Elizabeth Berridge, until very recently, was the youngest woman in the House of Lords, the UK’s upper house in Parliament. Raised to the peerage in the 2011, she was before that a barrister and then in 2006 became Executive Director of the Conservative Christian Fellowship which exists to bring together Conservative Party voting Christians of all denominations. She describes herself as a classic Tory ‘wet’, as opposed to the ‘Dry’ Thatcherite end of the party’s spectrum. If that terminology is rather meaningless to you (or even sounds mildly offensive!) then listen in! Read more
Thanks to the generosity of some friends, Rachel & I were able to have a few days in their Paris flat last week (and were even able to cover most of our Eurostar tickets with Nectar points). All in all: a result. But the highlight for both of us was actually 80km north-west of Paris in the little Normandy village of Giverny. Neither of us had ever been before. But I felt was as if I’d been going there all my life. In fact, every nook and cranny felt so familiar it was as if it was a childhood home. For this was the home of Claude Monet, and the subject of decades of paintings. Read more
While I was in the States at the end of last month, I had an afternoon to kill in Philadelphia. So the completely obvious thing to do was record another Q conversation. This time I sat down to chat with Ruth Naomi Floyd, whom I’d met at the European Leadership Conference in Hungary a few years ago. It’s available on iTunes podcasts, or if you prefer a direct feed, here on Jellycast.
I believe in words. I believe in the importance of words. In fact, I would go so far as to say that I believe in the primacy of words. But words can never be exclusive media of truth, understanding and communication. Please note: they are the primary (i.e. supreme) means, not the only means. I’ve touched on this issue before. Words are still essential.
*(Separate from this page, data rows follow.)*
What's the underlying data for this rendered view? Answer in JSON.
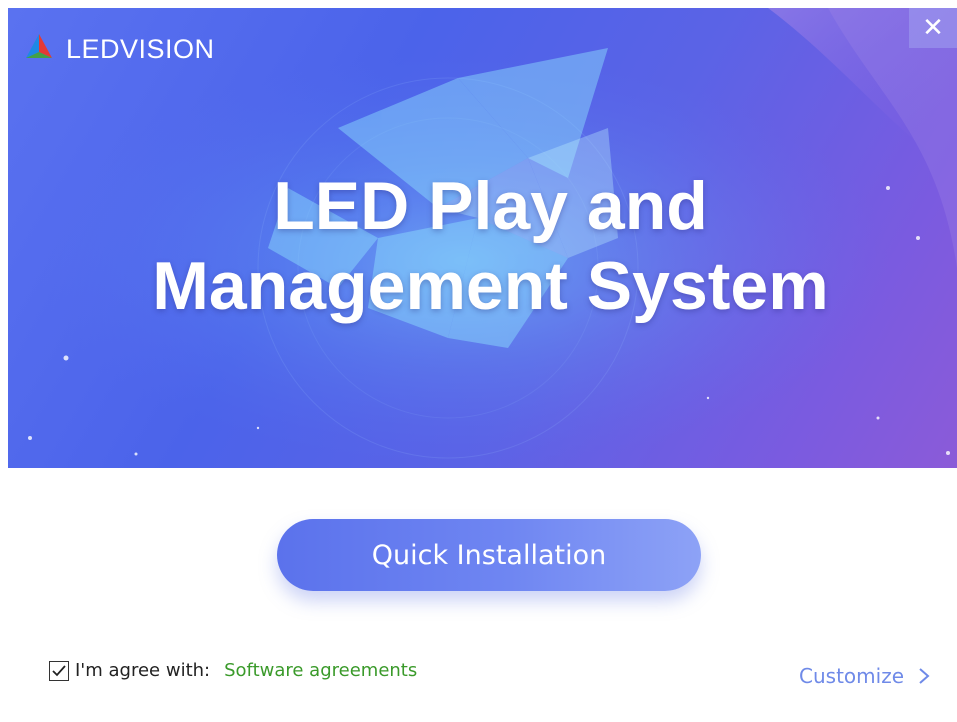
{
  "app": {
    "logo_text": "LEDVISION",
    "headline_line1": "LED Play and",
    "headline_line2": "Management System"
  },
  "window_controls": {
    "close_glyph": "✕"
  },
  "actions": {
    "install_label": "Quick Installation",
    "customize_label": "Customize"
  },
  "agreement": {
    "checked": true,
    "label": "I'm agree with:",
    "link_text": "Software agreements"
  },
  "colors": {
    "banner_primary": "#4b63ea",
    "banner_secondary": "#8b5bd8",
    "install_button": "#6f86f2",
    "link_green": "#3a9a2a",
    "customize_blue": "#6f8ae8"
  },
  "icons": {
    "logo": "ledvision-logo-icon",
    "close": "close-icon",
    "checkbox": "checkmark-icon",
    "customize": "chevron-right-icon"
  }
}
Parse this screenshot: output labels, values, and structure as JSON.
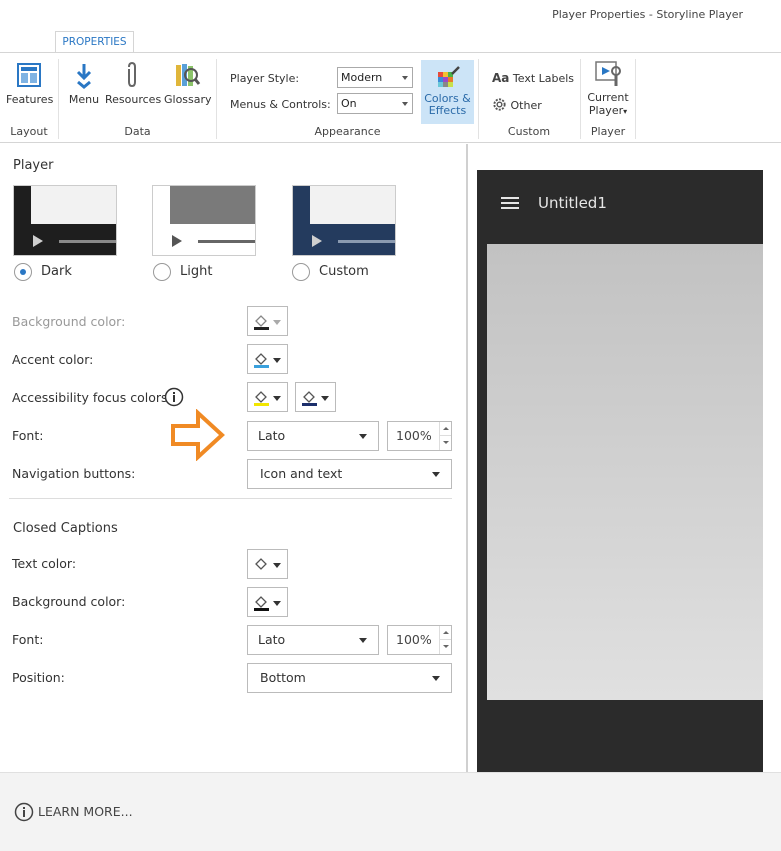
{
  "window": {
    "title": "Player Properties - Storyline Player"
  },
  "ribbon": {
    "tab": "PROPERTIES",
    "groups": {
      "layout": "Layout",
      "data": "Data",
      "appearance": "Appearance",
      "custom": "Custom",
      "player": "Player"
    },
    "features_label": "Features",
    "menu_label": "Menu",
    "resources_label": "Resources",
    "glossary_label": "Glossary",
    "player_style_label": "Player Style:",
    "player_style_value": "Modern",
    "menus_controls_label": "Menus & Controls:",
    "menus_controls_value": "On",
    "colors_effects_line1": "Colors &",
    "colors_effects_line2": "Effects",
    "text_labels_prefix": "Aa",
    "text_labels_label": "Text Labels",
    "other_label": "Other",
    "current_player_line1": "Current",
    "current_player_line2": "Player"
  },
  "player": {
    "section_title": "Player",
    "themes": [
      {
        "label": "Dark",
        "selected": true
      },
      {
        "label": "Light",
        "selected": false
      },
      {
        "label": "Custom",
        "selected": false
      }
    ],
    "background_color_label": "Background color:",
    "accent_color_label": "Accent color:",
    "accessibility_focus_label": "Accessibility focus colors:",
    "font_label": "Font:",
    "font_value": "Lato",
    "font_size": "100%",
    "navigation_label": "Navigation buttons:",
    "navigation_value": "Icon and text"
  },
  "captions": {
    "section_title": "Closed Captions",
    "text_color_label": "Text color:",
    "background_color_label": "Background color:",
    "font_label": "Font:",
    "font_value": "Lato",
    "font_size": "100%",
    "position_label": "Position:",
    "position_value": "Bottom"
  },
  "preview": {
    "title": "Untitled1"
  },
  "footer": {
    "learn_more": "LEARN MORE..."
  },
  "colors": {
    "accent": "#2a77c4",
    "dark_theme": "#1e1e1e",
    "custom_theme": "#243b5e",
    "accent_swatch": "#3aa0dc",
    "focus_yellow": "#f2e600",
    "focus_navy": "#1c2f6b",
    "callout_arrow": "#f08a24"
  }
}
As I mentioned then, the great science fiction writer Isaac Asimov attacked the myth of the image by saying: